Audit firms are required by their professional standards to consider the possibility that the financial statements contain fraudulent misstatements and/or omissions. The auditing standards contain a number of indicators, or “flags,” that should alert auditors to the risk of fraud. PwC is likely beginning its client retention and planning for year-end audits right about now.
PwC client Tesla (NASDAQ:TSLA) is throwing off an extraordinary plume of fraud-risk indicators that is visible from deep space; red flags, orange flags, floating pink flags at high tide. As an artistic achievement, this colorful extravaganza might make Christo and Jeanne-Claude green with envy. Somehow we don’t think PwC will have the same reaction.

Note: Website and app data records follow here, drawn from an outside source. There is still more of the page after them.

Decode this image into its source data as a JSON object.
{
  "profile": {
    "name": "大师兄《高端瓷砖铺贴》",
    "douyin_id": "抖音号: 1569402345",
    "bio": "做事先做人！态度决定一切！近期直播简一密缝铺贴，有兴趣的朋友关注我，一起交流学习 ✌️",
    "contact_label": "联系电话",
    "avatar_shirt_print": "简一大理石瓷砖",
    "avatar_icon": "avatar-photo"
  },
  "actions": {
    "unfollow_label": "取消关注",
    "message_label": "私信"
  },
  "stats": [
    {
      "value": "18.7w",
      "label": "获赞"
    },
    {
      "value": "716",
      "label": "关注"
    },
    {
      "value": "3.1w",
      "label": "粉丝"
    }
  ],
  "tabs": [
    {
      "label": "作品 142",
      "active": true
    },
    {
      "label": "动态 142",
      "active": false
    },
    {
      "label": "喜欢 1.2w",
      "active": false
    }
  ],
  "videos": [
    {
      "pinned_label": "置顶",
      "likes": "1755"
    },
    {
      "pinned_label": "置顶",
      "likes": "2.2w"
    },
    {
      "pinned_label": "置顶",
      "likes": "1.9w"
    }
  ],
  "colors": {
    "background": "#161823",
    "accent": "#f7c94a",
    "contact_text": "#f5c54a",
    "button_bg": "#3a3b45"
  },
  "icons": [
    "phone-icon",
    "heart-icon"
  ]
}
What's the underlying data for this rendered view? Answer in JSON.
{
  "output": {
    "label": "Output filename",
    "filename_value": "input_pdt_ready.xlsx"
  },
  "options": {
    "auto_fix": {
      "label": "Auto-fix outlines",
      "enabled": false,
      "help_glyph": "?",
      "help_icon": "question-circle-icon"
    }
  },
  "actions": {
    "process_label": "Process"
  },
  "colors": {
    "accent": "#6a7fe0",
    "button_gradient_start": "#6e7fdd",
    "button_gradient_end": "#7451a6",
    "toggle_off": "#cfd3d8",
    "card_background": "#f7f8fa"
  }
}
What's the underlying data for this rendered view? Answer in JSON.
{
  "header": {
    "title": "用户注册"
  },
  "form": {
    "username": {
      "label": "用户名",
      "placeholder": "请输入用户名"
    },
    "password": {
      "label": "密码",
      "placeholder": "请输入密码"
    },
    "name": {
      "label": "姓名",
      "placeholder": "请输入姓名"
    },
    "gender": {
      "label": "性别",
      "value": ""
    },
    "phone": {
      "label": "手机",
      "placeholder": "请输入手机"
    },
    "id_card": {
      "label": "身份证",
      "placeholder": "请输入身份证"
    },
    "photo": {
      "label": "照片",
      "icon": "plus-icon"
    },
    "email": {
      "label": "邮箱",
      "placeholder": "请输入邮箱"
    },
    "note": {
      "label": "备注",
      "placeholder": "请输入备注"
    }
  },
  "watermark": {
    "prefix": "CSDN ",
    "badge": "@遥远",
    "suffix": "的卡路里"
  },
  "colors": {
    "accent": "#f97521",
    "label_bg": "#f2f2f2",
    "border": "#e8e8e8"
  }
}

Read more "Tesla’s Extravaganza Of Fraud-Risk Indicators"
Thursday started badly for Elon Musk when one of his SpaceX Falcon 9 rockets exploded on the launchpad, days before it was set to take a payload into orbit. Things got worse when Mark Zuckerberg discovered his $95 million satellite was sitting on top of the rocket, and took to Facebook to express his “deep disappointment.”
But as it turns out, blowing up a multi-million-dollar rocket was not Elon’s most expensive mistake yesterday.
As Bloomberg reports, share movements and regulatory filings related to Tesla and SolarCity, two of Musk’s other companies, cost him $779 million yesterday. The stock in both those companies (which are set to merge) took a sharp drop yesterday, with Tesla down 4% and SolarCity dropping by 9%. According to Fortune, the drop was due to cash concerns in Tesla, and ongoing worries from investors over Tesla’s merger with SolarCity.
Read more "Yesterday, Elon Musk lost a rocket and $780 million"
“During the third quarter, we will be using substantial amounts of cash in connection with conversions of our 2018 Notes and we could pursue other actions to reduce our outstanding balance of convertible notes, which could require further outlays of cash,” Tesla wrote in the filing with the U.S. Securities and Exchange Commission.
If the two third-quarter payments are subtracted from the mid-year cash balance, Tesla would have $2.1 billion left over. The company on Wednesday told analysts it planned $1.75 million in the second half of the year on capital expenditures.
Tesla declined to comment beyond the filing.
Read more "Tesla Motors discloses $1.1 billion in third-quarter cash needs"